== Work item ==
Write out all of the records exactly once more and skip the images.

□ □ □ □ □

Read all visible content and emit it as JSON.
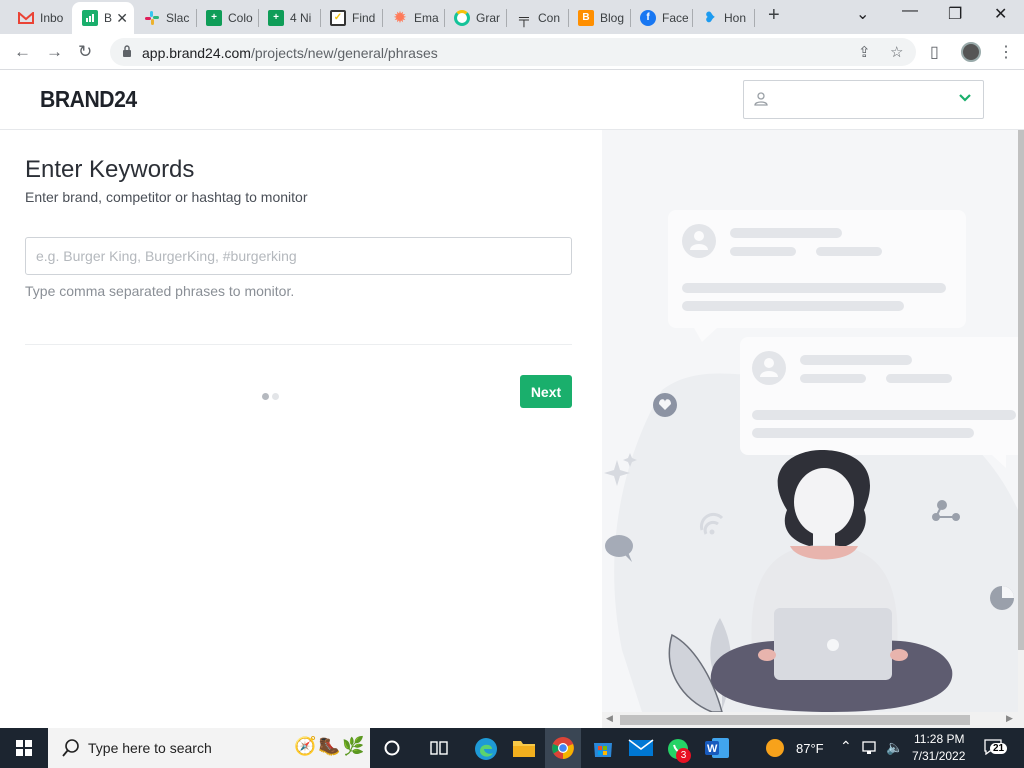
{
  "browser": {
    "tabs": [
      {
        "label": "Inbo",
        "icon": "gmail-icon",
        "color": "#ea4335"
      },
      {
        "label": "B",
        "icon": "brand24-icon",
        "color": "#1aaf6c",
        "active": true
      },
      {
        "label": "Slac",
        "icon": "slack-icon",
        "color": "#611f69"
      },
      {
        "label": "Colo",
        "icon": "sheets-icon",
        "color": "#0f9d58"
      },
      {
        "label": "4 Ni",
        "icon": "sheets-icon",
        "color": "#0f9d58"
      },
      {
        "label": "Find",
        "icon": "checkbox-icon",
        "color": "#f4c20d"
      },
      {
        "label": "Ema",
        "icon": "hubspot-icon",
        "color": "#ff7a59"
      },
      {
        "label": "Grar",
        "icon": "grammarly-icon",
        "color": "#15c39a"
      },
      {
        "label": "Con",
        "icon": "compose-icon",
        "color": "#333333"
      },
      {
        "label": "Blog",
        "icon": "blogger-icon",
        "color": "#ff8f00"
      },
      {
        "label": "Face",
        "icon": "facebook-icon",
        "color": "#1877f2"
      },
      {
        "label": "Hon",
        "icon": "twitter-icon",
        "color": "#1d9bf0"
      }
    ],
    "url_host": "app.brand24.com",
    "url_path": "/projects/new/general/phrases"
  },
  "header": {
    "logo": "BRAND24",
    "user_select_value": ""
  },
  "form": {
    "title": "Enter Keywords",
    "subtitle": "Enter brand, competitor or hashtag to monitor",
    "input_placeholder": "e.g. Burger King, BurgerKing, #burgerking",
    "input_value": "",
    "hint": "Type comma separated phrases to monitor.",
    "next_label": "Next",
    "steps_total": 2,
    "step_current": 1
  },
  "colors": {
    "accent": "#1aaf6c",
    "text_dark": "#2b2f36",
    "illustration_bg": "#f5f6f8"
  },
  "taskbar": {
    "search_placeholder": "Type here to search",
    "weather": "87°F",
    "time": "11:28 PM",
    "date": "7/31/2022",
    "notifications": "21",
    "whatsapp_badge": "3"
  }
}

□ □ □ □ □

== Written answer ==
Read all visible content and emit it as JSON.
{
  "browser": {
    "tabs": [
      {
        "label": "Inbo",
        "icon": "gmail-icon",
        "color": "#ea4335"
      },
      {
        "label": "B",
        "icon": "brand24-icon",
        "color": "#1aaf6c",
        "active": true
      },
      {
        "label": "Slac",
        "icon": "slack-icon",
        "color": "#611f69"
      },
      {
        "label": "Colo",
        "icon": "sheets-icon",
        "color": "#0f9d58"
      },
      {
        "label": "4 Ni",
        "icon": "sheets-icon",
        "color": "#0f9d58"
      },
      {
        "label": "Find",
        "icon": "checkbox-icon",
        "color": "#f4c20d"
      },
      {
        "label": "Ema",
        "icon": "hubspot-icon",
        "color": "#ff7a59"
      },
      {
        "label": "Grar",
        "icon": "grammarly-icon",
        "color": "#15c39a"
      },
      {
        "label": "Con",
        "icon": "compose-icon",
        "color": "#333333"
      },
      {
        "label": "Blog",
        "icon": "blogger-icon",
        "color": "#ff8f00"
      },
      {
        "label": "Face",
        "icon": "facebook-icon",
        "color": "#1877f2"
      },
      {
        "label": "Hon",
        "icon": "twitter-icon",
        "color": "#1d9bf0"
      }
    ],
    "url_host": "app.brand24.com",
    "url_path": "/projects/new/general/phrases"
  },
  "header": {
    "logo": "BRAND24",
    "user_select_value": ""
  },
  "form": {
    "title": "Enter Keywords",
    "subtitle": "Enter brand, competitor or hashtag to monitor",
    "input_placeholder": "e.g. Burger King, BurgerKing, #burgerking",
    "input_value": "",
    "hint": "Type comma separated phrases to monitor.",
    "next_label": "Next",
    "steps_total": 2,
    "step_current": 1
  },
  "colors": {
    "accent": "#1aaf6c",
    "text_dark": "#2b2f36",
    "illustration_bg": "#f5f6f8"
  },
  "taskbar": {
    "search_placeholder": "Type here to search",
    "weather": "87°F",
    "time": "11:28 PM",
    "date": "7/31/2022",
    "notifications": "21",
    "whatsapp_badge": "3"
  }
}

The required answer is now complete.